During the cesarean delivery, a horizontal incision is made to the lower segment of the uterus which can cause a significant amount of scar tissue. This can potentially adhere the front of the uterus to the back of the bladder. This type of scar tissue can cause a restriction in movement and ultimately reduce blood flow to the entire pelvic area.
This can cause:
- General pelvic pain
- Pain during intercourse
- Low back pain
- Secondary fertility challenges
- Potential difficulty delivering vaginally with subsequent children.
After a cesarean has been performed and a woman has been released from care by their obstetrician, there is often little support and few resources on how to properly recover. The recovery process without support can be long and physically and emotionally challenging. Many women feel disconnected from their bodies, sex drive decreases, their sense of femininity decreases. Allowing yourself the space and time to heal properly is important.
You can begin the recovery program 6 weeks after any pelvic surgery.
You must have:
- Clearance from your physician
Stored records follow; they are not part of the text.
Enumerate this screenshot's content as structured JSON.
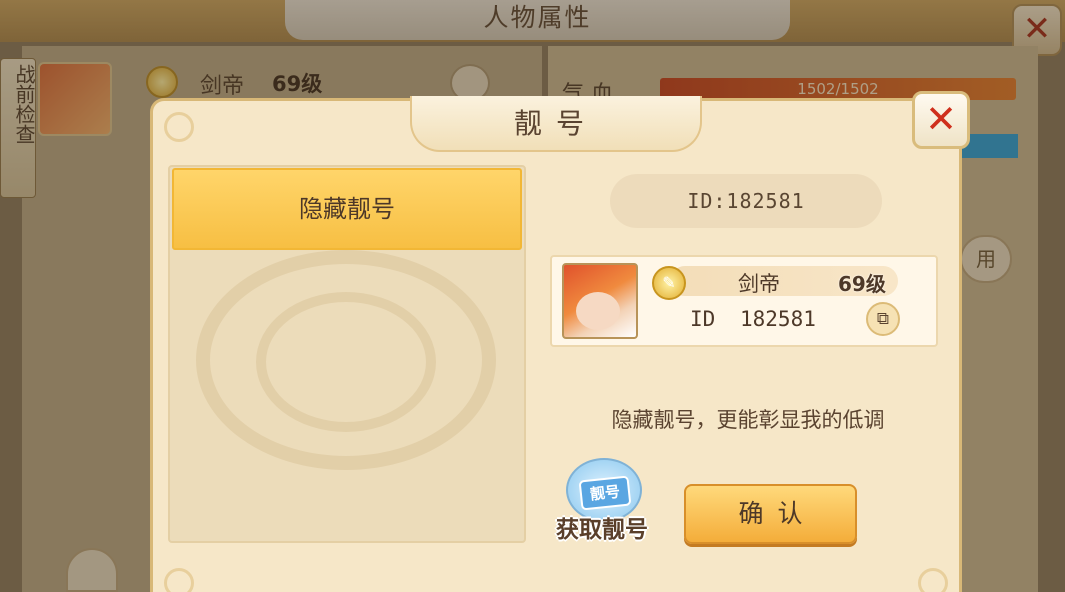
{
  "background": {
    "title": "人物属性",
    "side_tab": "战前检查",
    "player_name": "剑帝",
    "player_level": "69级",
    "hp_label": "气 血",
    "hp_value": "1502/1502",
    "use_button_fragment": "用",
    "close_glyph": "✕"
  },
  "modal": {
    "title": "靓号",
    "close_glyph": "✕",
    "list": {
      "items": [
        "隐藏靓号"
      ],
      "selected_index": 0
    },
    "id_display": "ID:182581",
    "card": {
      "name": "剑帝",
      "level": "69级",
      "id_label": "ID",
      "id_value": "182581"
    },
    "description": "隐藏靓号，更能彰显我的低调",
    "get_ticket_text": "靓号",
    "get_label": "获取靓号",
    "confirm_label": "确认"
  },
  "icons": {
    "copy": "⧉",
    "coin": "✎"
  },
  "colors": {
    "accent_gold": "#f7bf43",
    "close_red": "#cf2f1c",
    "panel_cream": "#f6e7c8",
    "hp_bar": "#c2401e"
  }
}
- Wound closure
- No active infection
- No significant pain at the incision site.